Edith Windsor, the woman at the center
of the Defense of Marriage Act (DOMA) case headed to the Supreme
Court, says she didn't want to be queer.
In a BuzzFeed.com
profile, Windsor, 83, said marrying Thea Spyer, her partner of four
decades, in 2007 changed their relationship.
“I ask all gay couples who have lived
together a long time and got married, 'Was it different the next
morning?' And everybody says yes, and they don't know how to explain
it,” Windsor said. “Marriage itself, you know, it's a magic
word, everybody knows what it means, it means love and commitment and
trust and stuff – but there's this extra thing when it was always
denied to you. But it's profound. Whatever loving was there, it
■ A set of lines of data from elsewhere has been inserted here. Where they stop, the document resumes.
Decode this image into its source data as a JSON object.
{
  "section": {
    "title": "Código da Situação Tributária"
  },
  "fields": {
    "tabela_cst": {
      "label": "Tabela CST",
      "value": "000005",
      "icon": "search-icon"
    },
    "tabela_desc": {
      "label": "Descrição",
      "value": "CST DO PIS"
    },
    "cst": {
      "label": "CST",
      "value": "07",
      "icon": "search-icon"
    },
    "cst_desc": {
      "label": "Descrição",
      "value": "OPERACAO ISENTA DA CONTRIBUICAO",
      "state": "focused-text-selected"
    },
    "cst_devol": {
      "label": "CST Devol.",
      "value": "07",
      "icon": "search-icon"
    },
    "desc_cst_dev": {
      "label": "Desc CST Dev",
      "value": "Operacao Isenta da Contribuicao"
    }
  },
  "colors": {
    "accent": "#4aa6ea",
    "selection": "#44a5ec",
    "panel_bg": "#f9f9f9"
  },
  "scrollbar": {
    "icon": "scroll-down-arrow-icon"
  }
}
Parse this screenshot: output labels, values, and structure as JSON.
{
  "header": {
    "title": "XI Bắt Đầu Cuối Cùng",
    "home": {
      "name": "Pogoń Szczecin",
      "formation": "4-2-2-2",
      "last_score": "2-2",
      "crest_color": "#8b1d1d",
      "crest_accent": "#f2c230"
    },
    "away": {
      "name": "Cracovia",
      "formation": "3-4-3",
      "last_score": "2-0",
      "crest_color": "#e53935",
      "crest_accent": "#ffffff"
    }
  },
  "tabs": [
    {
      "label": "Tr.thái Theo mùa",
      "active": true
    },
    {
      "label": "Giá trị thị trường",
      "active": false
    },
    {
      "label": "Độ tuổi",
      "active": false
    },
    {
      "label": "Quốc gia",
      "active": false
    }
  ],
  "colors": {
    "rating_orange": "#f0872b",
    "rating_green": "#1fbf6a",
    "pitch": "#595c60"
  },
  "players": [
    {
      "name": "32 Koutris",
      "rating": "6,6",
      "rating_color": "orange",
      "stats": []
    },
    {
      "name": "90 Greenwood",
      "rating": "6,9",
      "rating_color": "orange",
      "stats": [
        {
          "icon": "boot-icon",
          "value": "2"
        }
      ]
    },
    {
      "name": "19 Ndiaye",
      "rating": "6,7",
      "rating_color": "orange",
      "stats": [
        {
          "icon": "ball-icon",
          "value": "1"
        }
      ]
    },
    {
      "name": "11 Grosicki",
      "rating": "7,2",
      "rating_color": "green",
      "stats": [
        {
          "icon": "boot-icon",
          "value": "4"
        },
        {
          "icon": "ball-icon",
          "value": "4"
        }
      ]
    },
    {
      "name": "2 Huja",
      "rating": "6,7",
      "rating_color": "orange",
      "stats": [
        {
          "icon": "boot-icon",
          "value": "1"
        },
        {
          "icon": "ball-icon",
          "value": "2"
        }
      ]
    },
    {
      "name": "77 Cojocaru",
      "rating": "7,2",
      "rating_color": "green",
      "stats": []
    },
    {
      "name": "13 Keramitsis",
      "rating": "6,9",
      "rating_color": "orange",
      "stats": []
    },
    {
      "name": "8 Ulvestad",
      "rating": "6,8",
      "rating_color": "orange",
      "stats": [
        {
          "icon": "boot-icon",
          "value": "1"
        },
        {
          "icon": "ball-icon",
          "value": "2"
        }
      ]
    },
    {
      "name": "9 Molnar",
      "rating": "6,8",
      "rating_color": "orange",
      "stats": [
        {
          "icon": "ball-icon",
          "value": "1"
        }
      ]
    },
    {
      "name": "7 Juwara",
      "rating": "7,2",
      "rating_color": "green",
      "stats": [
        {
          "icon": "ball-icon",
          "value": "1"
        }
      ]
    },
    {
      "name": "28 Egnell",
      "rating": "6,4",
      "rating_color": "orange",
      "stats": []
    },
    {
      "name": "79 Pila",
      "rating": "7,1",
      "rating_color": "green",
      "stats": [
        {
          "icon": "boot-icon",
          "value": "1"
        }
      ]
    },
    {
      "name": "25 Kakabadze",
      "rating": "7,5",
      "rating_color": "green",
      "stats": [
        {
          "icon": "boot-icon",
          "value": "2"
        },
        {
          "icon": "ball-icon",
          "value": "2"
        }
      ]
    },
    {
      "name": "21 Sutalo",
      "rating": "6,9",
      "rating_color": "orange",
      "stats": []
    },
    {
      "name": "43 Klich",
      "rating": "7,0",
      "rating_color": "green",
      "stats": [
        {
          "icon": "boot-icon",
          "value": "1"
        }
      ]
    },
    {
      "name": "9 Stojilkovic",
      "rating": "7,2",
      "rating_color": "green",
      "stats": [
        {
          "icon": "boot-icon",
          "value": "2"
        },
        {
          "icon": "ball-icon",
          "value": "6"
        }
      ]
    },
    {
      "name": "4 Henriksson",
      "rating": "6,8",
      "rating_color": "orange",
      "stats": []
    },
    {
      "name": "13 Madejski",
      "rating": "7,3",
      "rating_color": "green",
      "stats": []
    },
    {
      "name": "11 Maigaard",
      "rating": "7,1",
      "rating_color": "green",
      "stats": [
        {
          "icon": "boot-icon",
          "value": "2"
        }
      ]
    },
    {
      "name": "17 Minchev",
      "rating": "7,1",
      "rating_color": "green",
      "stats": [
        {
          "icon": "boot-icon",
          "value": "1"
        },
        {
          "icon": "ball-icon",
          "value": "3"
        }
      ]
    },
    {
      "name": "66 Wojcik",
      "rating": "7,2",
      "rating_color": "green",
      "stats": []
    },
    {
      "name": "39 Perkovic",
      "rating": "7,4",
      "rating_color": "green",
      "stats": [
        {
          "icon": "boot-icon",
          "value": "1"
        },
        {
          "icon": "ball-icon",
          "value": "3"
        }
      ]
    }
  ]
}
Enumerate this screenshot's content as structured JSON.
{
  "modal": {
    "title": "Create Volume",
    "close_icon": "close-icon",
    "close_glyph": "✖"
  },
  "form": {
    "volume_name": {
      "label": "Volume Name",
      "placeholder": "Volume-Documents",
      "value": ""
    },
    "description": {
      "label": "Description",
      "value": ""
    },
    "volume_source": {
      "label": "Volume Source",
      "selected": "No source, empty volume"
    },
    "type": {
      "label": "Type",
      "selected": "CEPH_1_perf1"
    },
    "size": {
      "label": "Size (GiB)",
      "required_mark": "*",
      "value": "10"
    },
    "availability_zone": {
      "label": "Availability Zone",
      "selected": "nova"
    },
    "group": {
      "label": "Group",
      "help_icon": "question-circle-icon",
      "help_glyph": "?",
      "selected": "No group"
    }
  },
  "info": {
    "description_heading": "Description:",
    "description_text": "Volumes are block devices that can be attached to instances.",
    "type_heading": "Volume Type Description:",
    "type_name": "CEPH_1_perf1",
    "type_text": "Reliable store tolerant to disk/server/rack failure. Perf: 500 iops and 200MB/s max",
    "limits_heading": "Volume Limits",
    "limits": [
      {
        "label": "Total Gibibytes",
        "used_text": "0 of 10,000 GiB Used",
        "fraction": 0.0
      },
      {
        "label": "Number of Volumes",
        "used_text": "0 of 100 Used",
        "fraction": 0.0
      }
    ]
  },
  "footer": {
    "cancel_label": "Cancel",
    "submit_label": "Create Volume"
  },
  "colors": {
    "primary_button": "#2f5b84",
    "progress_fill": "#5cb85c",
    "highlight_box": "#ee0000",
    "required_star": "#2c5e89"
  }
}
becomes really profound loving.”
Windsor sued the federal government
after she received an estate bill of more than $360,000 resulting
from the 2009 death of her wife. Windsor's lawyers argue that DOMA
violates the equal protection guarantee of the U.S. Constitution.
Windsor added that she never wanted to
“I certainly did not want to be
queer,” she said of coming out in the 60s. “There was no way. I
could not imagine a life that way. I wanted to be like everybody
else. You marry a man who supports you – it never occurred to me
I'd have to earn a living, and nor did I study to earn a living.”